After a packed triple header and a free weekend, it’s time for a new Grand Prix, this weekend in Russia. In Sochi, the championship battle erupts again between Max Verstappen and Lewis Hamilton, but what will be left of that battle on the track? With at least one grid penalty for Verstappen, all signals seem to be green for his competitor. With this preview of F1 Maximum you are optimally prepared for the race weekend to come.
We race this weekend at the Sochi Autodrom, a Hermann Tilke designed track on the Black Sea. The circuit is not yet seven years old, because the track was already built in 2014 and immediately put into use. The circuit is 5.8 kilometers long and therefore a bit on the long side, if you take the average into account. Officially, the Sochi Autodrom is part of the Olympic Park in Sochi, which means the track is surrounded by ice rinks, curling rinks and hundreds of hotels.
Sochi is an Olympic billiard cloth
Among Formula 1 fans and drivers, the Sochi Autodrom is commonly known as ‘billiard cloth’. This is because the circuit is almost Dutch flat. The total height difference is only 1.9 meters and that makes the circuit the flattest circuit of the Formula 1 calendar. This makes the track in Sochi a counterpart to Spa-Francorchamps, where the total height difference is 102 meters.

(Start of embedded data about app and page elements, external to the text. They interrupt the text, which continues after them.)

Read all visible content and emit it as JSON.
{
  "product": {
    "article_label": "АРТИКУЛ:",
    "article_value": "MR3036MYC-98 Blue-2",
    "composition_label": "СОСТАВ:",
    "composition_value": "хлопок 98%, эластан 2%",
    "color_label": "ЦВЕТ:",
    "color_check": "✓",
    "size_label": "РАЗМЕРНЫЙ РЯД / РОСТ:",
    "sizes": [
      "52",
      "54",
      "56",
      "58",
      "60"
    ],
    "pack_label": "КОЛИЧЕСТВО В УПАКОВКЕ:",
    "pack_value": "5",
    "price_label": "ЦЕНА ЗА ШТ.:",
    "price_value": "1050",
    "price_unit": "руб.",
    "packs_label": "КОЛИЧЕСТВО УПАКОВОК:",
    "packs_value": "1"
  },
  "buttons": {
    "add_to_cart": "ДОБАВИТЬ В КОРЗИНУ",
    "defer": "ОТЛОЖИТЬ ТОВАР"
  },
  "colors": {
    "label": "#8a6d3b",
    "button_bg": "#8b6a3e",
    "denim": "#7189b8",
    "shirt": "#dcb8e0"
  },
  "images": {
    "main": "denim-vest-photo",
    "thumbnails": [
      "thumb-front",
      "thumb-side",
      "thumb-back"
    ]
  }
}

The asphalt is also known for being literally slippery, allowing drivers who need little grip to excel in Russia.
The first sector of the circuit starts with a long straight, which is actually extended through a gentle first corner to turn 2. This aspect is very interesting for the start, as it makes a first starting position for the race less attractive. Due to the long straight and the possibilities for a slipstream, it often happens that the number two or three is the first to brake for turn 2. Then follows a long swing at high speed, a bend that is reminiscent of the well-known corner 8 of the Formula 1 circuit in Istanbul, Turkey.
Curvy and Tech sectors
The second sector is very technical, with angular bends, many braking zones but also an important exit towards the straight to sector 3. As can be seen on the track map, these are mostly fast bends, often in fourth or fifth gear. will be taken. With the strong mechanical grip of the RB16B, it would therefore come as no surprise if this is the part where Red Bull Racing will gain the most time against arch-rival Mercedes.
The third sector is again angular, with an almost rectangular final corner combination. Again, all the corners with the current Formula 1 cars are quite fast, which means that no corner will normally be taken in second gear this weekend. In that respect, overtaking in slow braking zones does not apply and a good exit towards the start-finish is vital to overtake on the straight towards turn 2.
Little grip, and rain makes that much worse
As for the setup of the Formula 1 cars, the teams will mainly focus on balance and grip on the track, partly because the track in Eastern Russia is often slippery. The drivers will therefore insist on stability in the braking zones and corners, in order to be able to fully lean around the car in the fast corners. If you hold back on Sochi, you lose time and so the car has to be predictable to drive with the knife between your teeth in every corner.
There is also the question of what the weather will do, or in a sense, how the teams will deal with the predicted rain. Rain is forecast for practice, qualifying and the race and that could mean that all scripts can be thrown into the trash. For qualifying, the chance of rain is even 95 percent, making Saturday a very special day. There is also a 70 percent chance of rain during the race, so the teams also have to take into account the grip of the car on a wet track when determining the set-up.
Will Verstappen start at the back in Sochi?
The big question is how the relations in the championship will develop at the Russian Grand Prix. Currently, Verstappen is narrowly leading the World Cup with 226.5 points, five points more than competitor Hamilton. However, it looks like Hamilton is enjoying quite a few advantages this weekend. For example, Verstappen will already be put three places back on the starting grid due to his crash with Hamilton in Italy.
Then there is the question of what Red Bull will do with the Honda engine in the back of the RB16B. Red Bull will have to deploy a fourth engine sometime during this remainder of the season, because the Dutchman’s current third engine will not be able to last until November. A fourth engine means a hefty grid penalty, so it is important to plan a penalty ‘smartly’. The choice to do that next weekend in Russia is an obvious one, because Mercedes is usually the team to beat in Sochi and taking a grid penalty by Verstappen could therefore cause the least pain in relative terms.
Verstappen in 2020: With a little luck on P2
Despite Mercedes’ great series (the team always won in Sochi, ed.), Verstappen did well at the Olympic Park last season. In qualifying, he split the two Mercedes cars, allowing him to start the race from P2. Due to a bad start, the Red Bull driver fell back to P4, but could eventually be made P2 as Hamilton was given a double time penalty after performing an illegal test start prior to the race. So the Dutchman needed a bit of luck to be able to ‘split’ the two Mercedes cars, something that will probably also be the case this year.